After left wing Marco Sturm waited several weeks for the Kings to decide if they were comfortable enough with his injury history to accept him in a trade with the Boston Bruins and then had to pass two days of tests on his surgically repaired knees in Los Angeles, it seemed fitting that he encountered another delay after the trade was made official Tuesday.
Sturm’s patience was tested again when his flight to St. Louis to meet his new teammates was delayed. It all worked out in the end, as he arrived late Tuesday and practiced with the team Wednesday at the Scottrade Center.
“Finally made it,” he said cheerfully.
Coach Terry Murray said he’s targeting a Dec. 23 debut for Sturm, who has yet to play this season after undergoing surgery on his right ACL and MCL in May. Sturm joined the fourth-line pool and wore a red jersey in practice along with Kyle Clifford, Trevor Lewis, John Zeiler and Kevin Westgarth. Murray later said Clifford, Lewis and Westgarth will play Thursday against St. Louis.
Sturm participated in every drill and didn’t have to hold back. He said he has no knee pain but must work on his conditioning. He had been skating with the Bruins for the past few weeks.
“It was not easy. It was always up and down, but I knew eventually it’s going to get done,” Sturm said of his wait for the trade to go through. “I’m glad now everything is over and I can focus on hockey again.”
The German-born winger said knowing Kings General Manager Dean Lombardi, who drafted him in 1996 when Lombardi was general manager of the San Jose Sharks, was a minor factor in waiving his no-trade clause and agreeing to join the Kings.
“That helps too,” he said, “but I saw this team a few times and it’s a pretty exciting team, a young team. I like the way they play. And I think personally it was probably the best fit for me.”
A few other notes:
Defenseman Rob Scuderi, who needed 25 stitches to close a cut on his lip after he was high-sticked by Detroit’s Justin Abdelkader on Monday, said he bruised a tooth but didn’t lose any. However, he said he probably won’t wear a mouthguard Thursday.
He also said he can’t chew solid foods until the ugly-looking cut heals. “I’m eating pretty much oatmeal every single meal,” he said. “It will take a couple days.”
He has no fear, though, that the cut will scare his young children when he returns home. “My son got stitches last week. He took a slap shot when the ball went off the wall and came back and smacked him in the mouth, so we had to take him to get stitches,” Scuderi said of his 4-year-old, Ryan. “When he was watching the game he said I was copying him.”
Injuries to Scuderi and Matt Greene — who turned out to be fine — meant Willie Mitchell played more than 27 minutes Monday in his first game since he fractured his left hand Nov. 6. He responded with a strong effort under tough circumstances.
“First period I didn’t feel very good at all.

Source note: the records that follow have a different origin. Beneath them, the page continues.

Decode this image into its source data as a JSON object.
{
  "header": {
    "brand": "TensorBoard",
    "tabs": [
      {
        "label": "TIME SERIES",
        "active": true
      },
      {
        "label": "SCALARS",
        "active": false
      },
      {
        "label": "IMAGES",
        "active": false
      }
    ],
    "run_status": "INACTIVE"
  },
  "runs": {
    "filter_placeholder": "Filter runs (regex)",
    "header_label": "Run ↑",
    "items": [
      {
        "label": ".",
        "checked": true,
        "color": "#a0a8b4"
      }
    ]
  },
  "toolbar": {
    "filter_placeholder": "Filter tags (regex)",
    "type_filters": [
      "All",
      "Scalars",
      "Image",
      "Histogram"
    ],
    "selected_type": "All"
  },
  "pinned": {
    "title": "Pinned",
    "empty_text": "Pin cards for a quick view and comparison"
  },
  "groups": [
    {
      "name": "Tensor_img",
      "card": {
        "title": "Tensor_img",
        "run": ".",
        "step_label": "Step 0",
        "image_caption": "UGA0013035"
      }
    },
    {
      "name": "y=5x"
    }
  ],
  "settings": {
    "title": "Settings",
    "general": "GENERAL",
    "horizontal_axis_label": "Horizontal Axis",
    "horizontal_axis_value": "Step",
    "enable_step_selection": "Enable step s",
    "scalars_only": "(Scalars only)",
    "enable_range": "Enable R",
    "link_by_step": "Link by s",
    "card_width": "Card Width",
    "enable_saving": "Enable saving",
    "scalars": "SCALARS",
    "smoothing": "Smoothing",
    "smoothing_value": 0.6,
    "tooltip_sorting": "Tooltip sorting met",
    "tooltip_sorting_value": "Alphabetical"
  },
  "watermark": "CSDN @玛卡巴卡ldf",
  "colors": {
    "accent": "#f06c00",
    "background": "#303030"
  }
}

With the injuries it kind of forced you to get into the game,” he said. “In the first period I was really tentative and I wasn’t playing my game and injuries happen and then you start rolling.
“I felt really good, like I settled in. No time for thinking. You were just reacting. It worked out nice in that aspect.”
More on Sturm and the Kings’ plans for him later at www.latimes.com/sports
-- Helene Elliott, in St. Louis
Photo: Marco Sturm. Credit: Jim McIsaac / Getty Images